BEGIN RECORD EXTRACTS

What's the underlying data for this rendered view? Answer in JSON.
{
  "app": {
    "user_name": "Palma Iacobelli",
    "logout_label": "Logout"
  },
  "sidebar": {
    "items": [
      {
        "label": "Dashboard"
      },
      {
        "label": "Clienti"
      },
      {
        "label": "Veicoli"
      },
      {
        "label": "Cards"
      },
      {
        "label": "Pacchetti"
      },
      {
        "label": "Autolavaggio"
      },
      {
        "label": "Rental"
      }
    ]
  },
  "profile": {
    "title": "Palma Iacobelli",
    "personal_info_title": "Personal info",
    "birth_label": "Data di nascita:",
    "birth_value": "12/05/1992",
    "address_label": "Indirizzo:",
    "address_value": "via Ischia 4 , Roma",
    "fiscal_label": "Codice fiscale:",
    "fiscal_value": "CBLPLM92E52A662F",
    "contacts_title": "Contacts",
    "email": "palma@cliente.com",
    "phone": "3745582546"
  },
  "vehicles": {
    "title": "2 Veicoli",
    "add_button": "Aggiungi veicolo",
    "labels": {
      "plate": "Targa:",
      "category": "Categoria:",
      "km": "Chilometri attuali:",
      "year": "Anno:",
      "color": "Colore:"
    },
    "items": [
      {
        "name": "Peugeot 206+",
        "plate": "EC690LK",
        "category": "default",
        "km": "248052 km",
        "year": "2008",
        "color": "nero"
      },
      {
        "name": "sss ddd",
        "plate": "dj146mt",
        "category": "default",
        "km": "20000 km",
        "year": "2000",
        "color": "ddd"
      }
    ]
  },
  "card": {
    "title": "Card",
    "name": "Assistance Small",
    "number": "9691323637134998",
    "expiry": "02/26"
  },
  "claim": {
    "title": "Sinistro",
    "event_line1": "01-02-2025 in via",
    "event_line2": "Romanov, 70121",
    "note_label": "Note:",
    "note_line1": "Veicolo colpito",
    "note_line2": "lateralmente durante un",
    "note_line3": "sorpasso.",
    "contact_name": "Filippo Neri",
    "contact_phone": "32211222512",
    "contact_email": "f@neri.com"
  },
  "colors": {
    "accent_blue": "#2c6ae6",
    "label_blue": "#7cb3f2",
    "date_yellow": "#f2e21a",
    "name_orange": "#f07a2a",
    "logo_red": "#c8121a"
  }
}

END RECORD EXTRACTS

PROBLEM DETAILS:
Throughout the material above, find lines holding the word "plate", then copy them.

RESPONSE AREA:
      "plate": "Targa:",
        "plate": "EC690LK",
        "plate": "dj146mt",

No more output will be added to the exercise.